Fall Home Maintenance

Windows and Doors
• Change and summer screens to cool/cold weather storm windows and doors. Inspect and repair any loose or damaged window or door frames and install weather stripping or caulking to prevent drafts and lower heating bill costs.

Fall Home Maintenance

Heating and Cooling Systems
• Replace the filter in your furnace. You may want to consider having a heating professional check your heating system to ensure optimal performance and identify any minor problems before they turn into costly repairs. Also consider cleaning your ducts to insure your heating system’s efficiency as well as to reduce household dust. If your home has window air conditioners remove them and store them, if you must keep the window air conditioner in the window cover it to prevent drafts and heat loss. Air conditioning systems should be cleaned and checked for damage. Also caulking of the system into the home. Replace all dry and deteriorating caulking.

Fall Home Maintenance

• To prevent your homes pipes from freezing and bursting check all pipes to make sure that they are well insulated. Be sure you also know how to locate and turn off the water shut-off valves in case pipes do freeze. Shut off exterior water faucets and remove and store all garden hoses. Protect your pipes from freezing temperatures by shutting off water to exterior faucets before freezing temperatures occur. Also, be sure to properly turn off all underground water systems and drain properly.

Fall Home Maintenance

Exterior Repairs

• Walk around the exterior of your home and look for signs of damage to the roof, siding, and foundation. Schedule repair for anything that needs it before winter sets in. Seal gaps where mice or any other “critters” can make entrance to your home.

Fall Home Maintenance

Chimney and Fireplace
• Contact a professional to inspect and clean your chimney. Fireplaces that are regularly used should have an annual cleaning to prevent dangerous chimney fires. And be sure to add a chimney cap if you don’t already have one — it will stop unwanted surprises from crawling down your chimney!

Attic Ventilation
• Be sure attic insulation doesn’t cover vents in the eaves to prevent winter ice dams on the roof. Be sure ridge vents and vents at eaves are free of plants and debris. Check bird and rodent screens for attic vents to prevent any unwanted guests.

Fall Home Maintenance

Landscape and Yardwork
• Now is the time that grass roots grow deeper to prepare for winter. It is also the best time to fertilize and reseed your lawn. Rake up leaves which can inhibit spring growth of your lawn. Prune trees and shrubs. Have all tree limbs that are dangerously close to power lines or the roof of your house trimmed to prevent damage which can occur from ice and heavy snow storms.
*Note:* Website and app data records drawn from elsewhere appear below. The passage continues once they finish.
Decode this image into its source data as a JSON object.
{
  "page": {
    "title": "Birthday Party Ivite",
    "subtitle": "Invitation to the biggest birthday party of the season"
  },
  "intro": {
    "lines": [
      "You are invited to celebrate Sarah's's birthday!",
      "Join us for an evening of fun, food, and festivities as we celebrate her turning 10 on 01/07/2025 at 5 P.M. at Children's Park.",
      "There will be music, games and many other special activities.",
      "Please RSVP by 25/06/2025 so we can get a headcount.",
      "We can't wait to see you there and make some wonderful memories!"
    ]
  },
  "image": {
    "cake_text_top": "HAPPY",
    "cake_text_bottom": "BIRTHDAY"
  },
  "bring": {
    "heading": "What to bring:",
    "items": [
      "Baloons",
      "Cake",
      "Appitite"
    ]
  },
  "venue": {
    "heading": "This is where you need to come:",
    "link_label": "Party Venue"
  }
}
Check Safety Devices
• Test smoke detectors and carbon monoxide detectors. Replace batteries as needed. Check the expiration date of your fire extinguishers and replace any that require it. If you haven’t checked your home for radon, fall is a good time to do so. As the weather gets cooler, windows stay shut more often and radon is more likely to become trapped in your home.
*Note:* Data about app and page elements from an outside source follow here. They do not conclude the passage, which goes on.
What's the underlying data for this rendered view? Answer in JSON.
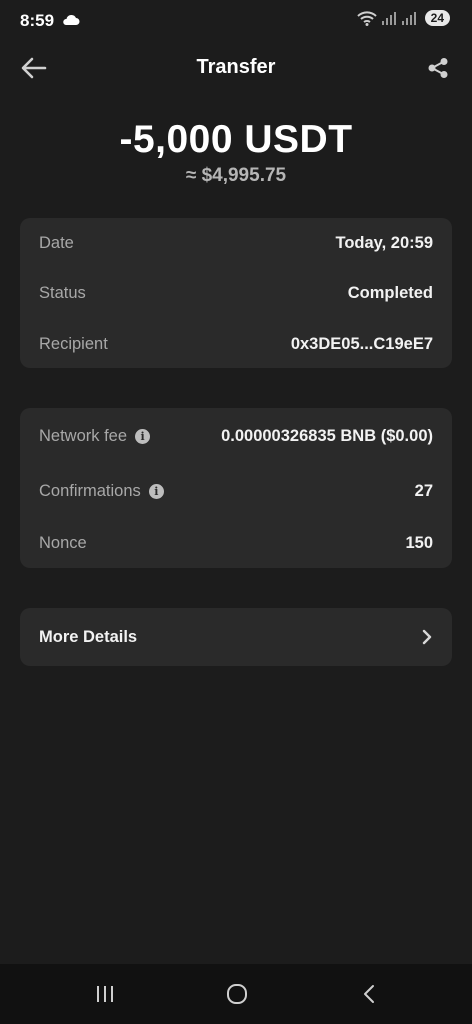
{
  "status_bar": {
    "time": "8:59",
    "battery": "24",
    "icons": [
      "cloud-icon",
      "wifi-icon",
      "signal-icon",
      "signal-icon"
    ]
  },
  "header": {
    "title": "Transfer",
    "back_icon": "arrow-left-icon",
    "share_icon": "share-icon"
  },
  "transaction": {
    "amount": "-5,000 USDT",
    "fiat_value": "≈ $4,995.75"
  },
  "details": [
    {
      "label": "Date",
      "value": "Today, 20:59"
    },
    {
      "label": "Status",
      "value": "Completed"
    },
    {
      "label": "Recipient",
      "value": "0x3DE05...C19eE7"
    }
  ],
  "network": [
    {
      "label": "Network fee",
      "value": "0.00000326835 BNB ($0.00)",
      "info": true
    },
    {
      "label": "Confirmations",
      "value": "27",
      "info": true
    },
    {
      "label": "Nonce",
      "value": "150",
      "info": false
    }
  ],
  "more_details": {
    "label": "More Details",
    "icon": "chevron-right-icon"
  },
  "nav": {
    "icons": [
      "recents-icon",
      "home-icon",
      "back-icon"
    ]
  }
}
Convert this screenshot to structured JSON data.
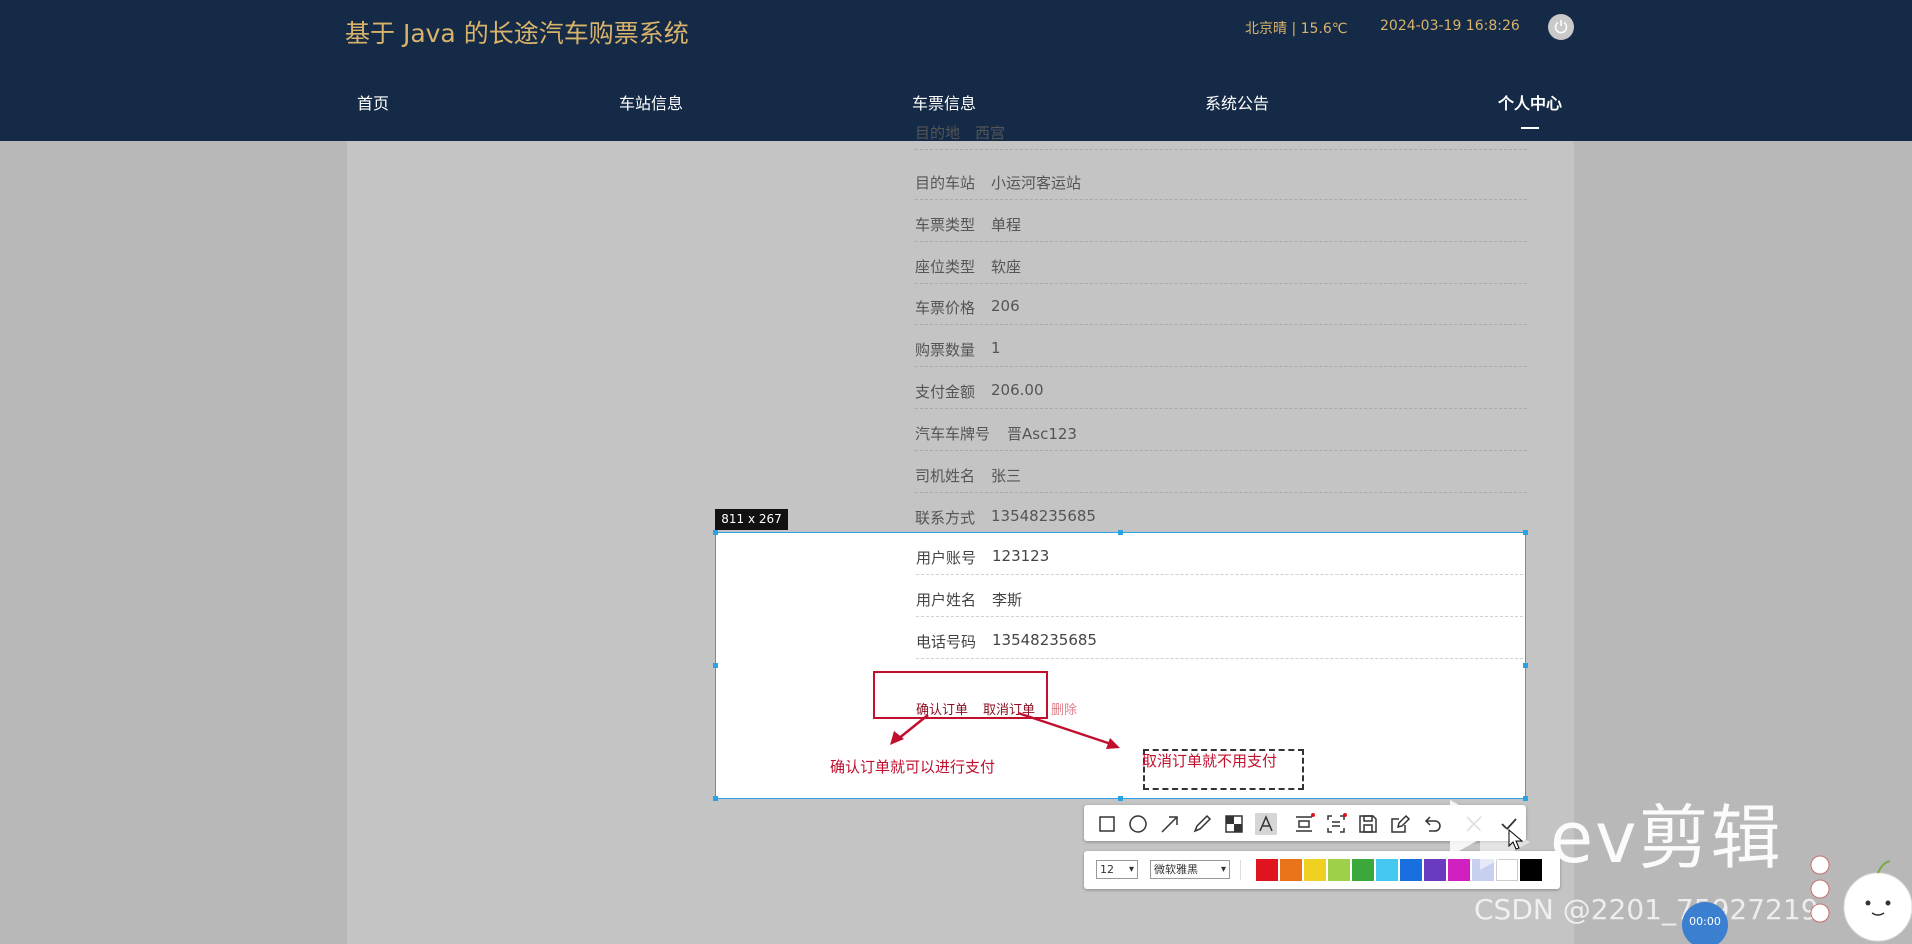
{
  "header": {
    "title": "基于 Java 的长途汽车购票系统",
    "weather": "北京晴 | 15.6℃",
    "datetime": "2024-03-19   16:8:26",
    "nav": [
      "首页",
      "车站信息",
      "车票信息",
      "系统公告",
      "个人中心"
    ],
    "active_nav": "个人中心"
  },
  "details": {
    "partial_label": "目的地",
    "partial_value": "西宫",
    "rows": [
      {
        "label": "目的车站",
        "value": "小运河客运站"
      },
      {
        "label": "车票类型",
        "value": "单程"
      },
      {
        "label": "座位类型",
        "value": "软座"
      },
      {
        "label": "车票价格",
        "value": "206"
      },
      {
        "label": "购票数量",
        "value": "1"
      },
      {
        "label": "支付金额",
        "value": "206.00"
      },
      {
        "label": "汽车车牌号",
        "value": "晋Asc123"
      },
      {
        "label": "司机姓名",
        "value": "张三"
      },
      {
        "label": "联系方式",
        "value": "13548235685"
      }
    ],
    "selected_rows": [
      {
        "label": "用户账号",
        "value": "123123"
      },
      {
        "label": "用户姓名",
        "value": "李斯"
      },
      {
        "label": "电话号码",
        "value": "13548235685"
      }
    ]
  },
  "actions": {
    "confirm": "确认订单",
    "cancel": "取消订单",
    "delete": "删除"
  },
  "annotations": {
    "confirm_note": "确认订单就可以进行支付",
    "cancel_note": "取消订单就不用支付"
  },
  "capture": {
    "size_label": "811 x 267",
    "font_size": "12",
    "font_name": "微软雅黑",
    "colors": [
      "#e0141e",
      "#e8731a",
      "#f0d020",
      "#9ed04a",
      "#3aa83a",
      "#44c8f0",
      "#1a6fe0",
      "#6a3ac0",
      "#d020c0",
      "#c8d0f0",
      "#ffffff",
      "#000000"
    ]
  },
  "watermarks": {
    "editor": "ev剪辑",
    "csdn": "CSDN @2201_75927219",
    "timer": "00:00"
  }
}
Clean Dryer Vents
• Lint buildup in dryer vents can make your dryer work less efficiently and even cause a fire — cool, dry fall weather increases static electricity, which can ignite lint that has built up, so now is a key time to get that lint out. You can hire a duct cleaning specialist to clean the vents for you, or clean the vent yourself.

Home Inspection - Omaha and Lincoln and surrounding areas

At Corspect Advanced Home Inspections we combine knowledge, experience and science to provide you with the highest level of inspection service. Corspect Advanced Home Inspections uses the latest technology to assess every detail of the homes systems. At Corspect Advanced Home Inspections we also have the unique ability, through Drone equipped HD Cameras, to inspect and photograph roof components. At Corspect Advanced Home Inspections it is our mission to make the home buying experience rewarding, informative and enjoyable for all. Contact Bob at Corspect Advanced Home Inspections to set up your home inspection.